Page and application data records:
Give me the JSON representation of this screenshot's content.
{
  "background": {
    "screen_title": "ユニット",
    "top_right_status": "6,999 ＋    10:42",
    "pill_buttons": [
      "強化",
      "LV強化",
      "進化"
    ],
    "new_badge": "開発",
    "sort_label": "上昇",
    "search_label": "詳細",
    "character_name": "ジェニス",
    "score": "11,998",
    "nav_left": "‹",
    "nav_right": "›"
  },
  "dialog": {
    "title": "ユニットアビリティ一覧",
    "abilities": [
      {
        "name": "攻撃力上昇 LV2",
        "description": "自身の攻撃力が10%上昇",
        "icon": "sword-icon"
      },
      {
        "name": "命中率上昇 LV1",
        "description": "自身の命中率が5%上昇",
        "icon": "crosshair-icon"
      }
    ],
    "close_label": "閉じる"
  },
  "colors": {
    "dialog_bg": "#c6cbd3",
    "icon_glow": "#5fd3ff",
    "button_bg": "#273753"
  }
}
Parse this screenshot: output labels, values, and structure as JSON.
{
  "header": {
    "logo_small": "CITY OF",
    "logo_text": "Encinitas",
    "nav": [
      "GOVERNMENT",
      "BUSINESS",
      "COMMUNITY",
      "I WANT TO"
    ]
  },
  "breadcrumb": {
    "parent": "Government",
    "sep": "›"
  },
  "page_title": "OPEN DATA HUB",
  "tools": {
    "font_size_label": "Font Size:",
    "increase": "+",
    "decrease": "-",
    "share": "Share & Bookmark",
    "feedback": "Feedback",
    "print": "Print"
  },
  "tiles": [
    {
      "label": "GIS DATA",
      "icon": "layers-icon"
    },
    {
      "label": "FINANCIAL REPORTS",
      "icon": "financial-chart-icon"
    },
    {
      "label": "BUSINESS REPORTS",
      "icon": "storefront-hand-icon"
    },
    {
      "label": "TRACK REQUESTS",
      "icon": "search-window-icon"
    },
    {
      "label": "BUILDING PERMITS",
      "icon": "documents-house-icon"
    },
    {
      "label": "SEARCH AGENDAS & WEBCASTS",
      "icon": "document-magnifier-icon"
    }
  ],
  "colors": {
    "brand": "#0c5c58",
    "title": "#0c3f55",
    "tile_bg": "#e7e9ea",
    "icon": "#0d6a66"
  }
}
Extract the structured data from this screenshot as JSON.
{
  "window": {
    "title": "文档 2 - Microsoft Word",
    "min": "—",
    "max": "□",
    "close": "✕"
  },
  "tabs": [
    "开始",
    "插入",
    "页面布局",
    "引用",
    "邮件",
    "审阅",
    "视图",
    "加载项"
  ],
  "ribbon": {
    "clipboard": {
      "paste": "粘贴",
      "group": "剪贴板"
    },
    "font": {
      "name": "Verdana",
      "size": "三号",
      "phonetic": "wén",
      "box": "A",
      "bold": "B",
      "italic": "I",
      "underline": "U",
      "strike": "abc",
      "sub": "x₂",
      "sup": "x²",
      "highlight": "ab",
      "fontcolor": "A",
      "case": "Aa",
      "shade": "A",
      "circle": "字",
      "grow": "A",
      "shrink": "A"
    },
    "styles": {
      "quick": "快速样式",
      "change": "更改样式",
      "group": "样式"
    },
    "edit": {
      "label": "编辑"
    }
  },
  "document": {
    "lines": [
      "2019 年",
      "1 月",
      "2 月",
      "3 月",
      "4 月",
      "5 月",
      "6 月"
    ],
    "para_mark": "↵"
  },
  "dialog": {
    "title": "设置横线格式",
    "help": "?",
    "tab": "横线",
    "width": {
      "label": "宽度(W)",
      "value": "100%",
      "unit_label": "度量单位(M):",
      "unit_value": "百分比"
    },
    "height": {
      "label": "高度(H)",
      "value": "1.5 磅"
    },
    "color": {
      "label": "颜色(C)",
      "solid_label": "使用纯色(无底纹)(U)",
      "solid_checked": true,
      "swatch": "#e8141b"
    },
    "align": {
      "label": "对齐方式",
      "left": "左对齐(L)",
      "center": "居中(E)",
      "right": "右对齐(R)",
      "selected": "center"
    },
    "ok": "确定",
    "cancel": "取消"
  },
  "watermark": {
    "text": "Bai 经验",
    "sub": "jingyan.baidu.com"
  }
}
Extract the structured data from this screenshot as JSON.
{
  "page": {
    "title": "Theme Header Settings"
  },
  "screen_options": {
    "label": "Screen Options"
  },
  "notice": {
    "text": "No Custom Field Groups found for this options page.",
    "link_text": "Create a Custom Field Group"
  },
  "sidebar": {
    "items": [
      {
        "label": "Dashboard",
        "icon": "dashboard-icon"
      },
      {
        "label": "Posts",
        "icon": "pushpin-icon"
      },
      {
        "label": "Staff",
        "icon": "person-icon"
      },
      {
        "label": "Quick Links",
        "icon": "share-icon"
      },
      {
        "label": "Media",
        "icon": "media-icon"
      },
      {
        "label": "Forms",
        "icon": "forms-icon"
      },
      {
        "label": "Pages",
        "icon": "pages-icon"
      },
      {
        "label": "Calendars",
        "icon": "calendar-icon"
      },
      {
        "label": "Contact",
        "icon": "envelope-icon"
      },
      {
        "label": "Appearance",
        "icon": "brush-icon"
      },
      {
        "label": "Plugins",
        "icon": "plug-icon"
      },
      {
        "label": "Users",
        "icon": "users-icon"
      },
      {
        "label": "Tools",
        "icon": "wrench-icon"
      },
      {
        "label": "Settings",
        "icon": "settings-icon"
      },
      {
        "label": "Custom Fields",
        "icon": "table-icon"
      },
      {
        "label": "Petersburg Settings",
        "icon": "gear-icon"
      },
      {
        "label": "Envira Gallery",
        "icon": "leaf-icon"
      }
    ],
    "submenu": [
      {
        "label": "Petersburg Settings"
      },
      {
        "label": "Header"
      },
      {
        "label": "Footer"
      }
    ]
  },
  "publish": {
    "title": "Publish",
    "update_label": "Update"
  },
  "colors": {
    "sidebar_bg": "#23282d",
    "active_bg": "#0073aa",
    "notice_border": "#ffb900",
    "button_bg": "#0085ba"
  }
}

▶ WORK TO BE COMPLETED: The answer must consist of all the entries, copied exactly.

▶ RESULT FOR THIS EXERCISE:
Give me the JSON representation of this screenshot's content.
{
  "background": {
    "screen_title": "ユニット",
    "top_right_status": "6,999 ＋    10:42",
    "pill_buttons": [
      "強化",
      "LV強化",
      "進化"
    ],
    "new_badge": "開発",
    "sort_label": "上昇",
    "search_label": "詳細",
    "character_name": "ジェニス",
    "score": "11,998",
    "nav_left": "‹",
    "nav_right": "›"
  },
  "dialog": {
    "title": "ユニットアビリティ一覧",
    "abilities": [
      {
        "name": "攻撃力上昇 LV2",
        "description": "自身の攻撃力が10%上昇",
        "icon": "sword-icon"
      },
      {
        "name": "命中率上昇 LV1",
        "description": "自身の命中率が5%上昇",
        "icon": "crosshair-icon"
      }
    ],
    "close_label": "閉じる"
  },
  "colors": {
    "dialog_bg": "#c6cbd3",
    "icon_glow": "#5fd3ff",
    "button_bg": "#273753"
  }
}
Parse this screenshot: output labels, values, and structure as JSON.
{
  "header": {
    "logo_small": "CITY OF",
    "logo_text": "Encinitas",
    "nav": [
      "GOVERNMENT",
      "BUSINESS",
      "COMMUNITY",
      "I WANT TO"
    ]
  },
  "breadcrumb": {
    "parent": "Government",
    "sep": "›"
  },
  "page_title": "OPEN DATA HUB",
  "tools": {
    "font_size_label": "Font Size:",
    "increase": "+",
    "decrease": "-",
    "share": "Share & Bookmark",
    "feedback": "Feedback",
    "print": "Print"
  },
  "tiles": [
    {
      "label": "GIS DATA",
      "icon": "layers-icon"
    },
    {
      "label": "FINANCIAL REPORTS",
      "icon": "financial-chart-icon"
    },
    {
      "label": "BUSINESS REPORTS",
      "icon": "storefront-hand-icon"
    },
    {
      "label": "TRACK REQUESTS",
      "icon": "search-window-icon"
    },
    {
      "label": "BUILDING PERMITS",
      "icon": "documents-house-icon"
    },
    {
      "label": "SEARCH AGENDAS & WEBCASTS",
      "icon": "document-magnifier-icon"
    }
  ],
  "colors": {
    "brand": "#0c5c58",
    "title": "#0c3f55",
    "tile_bg": "#e7e9ea",
    "icon": "#0d6a66"
  }
}
Extract the structured data from this screenshot as JSON.
{
  "window": {
    "title": "文档 2 - Microsoft Word",
    "min": "—",
    "max": "□",
    "close": "✕"
  },
  "tabs": [
    "开始",
    "插入",
    "页面布局",
    "引用",
    "邮件",
    "审阅",
    "视图",
    "加载项"
  ],
  "ribbon": {
    "clipboard": {
      "paste": "粘贴",
      "group": "剪贴板"
    },
    "font": {
      "name": "Verdana",
      "size": "三号",
      "phonetic": "wén",
      "box": "A",
      "bold": "B",
      "italic": "I",
      "underline": "U",
      "strike": "abc",
      "sub": "x₂",
      "sup": "x²",
      "highlight": "ab",
      "fontcolor": "A",
      "case": "Aa",
      "shade": "A",
      "circle": "字",
      "grow": "A",
      "shrink": "A"
    },
    "styles": {
      "quick": "快速样式",
      "change": "更改样式",
      "group": "样式"
    },
    "edit": {
      "label": "编辑"
    }
  },
  "document": {
    "lines": [
      "2019 年",
      "1 月",
      "2 月",
      "3 月",
      "4 月",
      "5 月",
      "6 月"
    ],
    "para_mark": "↵"
  },
  "dialog": {
    "title": "设置横线格式",
    "help": "?",
    "tab": "横线",
    "width": {
      "label": "宽度(W)",
      "value": "100%",
      "unit_label": "度量单位(M):",
      "unit_value": "百分比"
    },
    "height": {
      "label": "高度(H)",
      "value": "1.5 磅"
    },
    "color": {
      "label": "颜色(C)",
      "solid_label": "使用纯色(无底纹)(U)",
      "solid_checked": true,
      "swatch": "#e8141b"
    },
    "align": {
      "label": "对齐方式",
      "left": "左对齐(L)",
      "center": "居中(E)",
      "right": "右对齐(R)",
      "selected": "center"
    },
    "ok": "确定",
    "cancel": "取消"
  },
  "watermark": {
    "text": "Bai 经验",
    "sub": "jingyan.baidu.com"
  }
}
Extract the structured data from this screenshot as JSON.
{
  "page": {
    "title": "Theme Header Settings"
  },
  "screen_options": {
    "label": "Screen Options"
  },
  "notice": {
    "text": "No Custom Field Groups found for this options page.",
    "link_text": "Create a Custom Field Group"
  },
  "sidebar": {
    "items": [
      {
        "label": "Dashboard",
        "icon": "dashboard-icon"
      },
      {
        "label": "Posts",
        "icon": "pushpin-icon"
      },
      {
        "label": "Staff",
        "icon": "person-icon"
      },
      {
        "label": "Quick Links",
        "icon": "share-icon"
      },
      {
        "label": "Media",
        "icon": "media-icon"
      },
      {
        "label": "Forms",
        "icon": "forms-icon"
      },
      {
        "label": "Pages",
        "icon": "pages-icon"
      },
      {
        "label": "Calendars",
        "icon": "calendar-icon"
      },
      {
        "label": "Contact",
        "icon": "envelope-icon"
      },
      {
        "label": "Appearance",
        "icon": "brush-icon"
      },
      {
        "label": "Plugins",
        "icon": "plug-icon"
      },
      {
        "label": "Users",
        "icon": "users-icon"
      },
      {
        "label": "Tools",
        "icon": "wrench-icon"
      },
      {
        "label": "Settings",
        "icon": "settings-icon"
      },
      {
        "label": "Custom Fields",
        "icon": "table-icon"
      },
      {
        "label": "Petersburg Settings",
        "icon": "gear-icon"
      },
      {
        "label": "Envira Gallery",
        "icon": "leaf-icon"
      }
    ],
    "submenu": [
      {
        "label": "Petersburg Settings"
      },
      {
        "label": "Header"
      },
      {
        "label": "Footer"
      }
    ]
  },
  "publish": {
    "title": "Publish",
    "update_label": "Update"
  },
  "colors": {
    "sidebar_bg": "#23282d",
    "active_bg": "#0073aa",
    "notice_border": "#ffb900",
    "button_bg": "#0085ba"
  }
}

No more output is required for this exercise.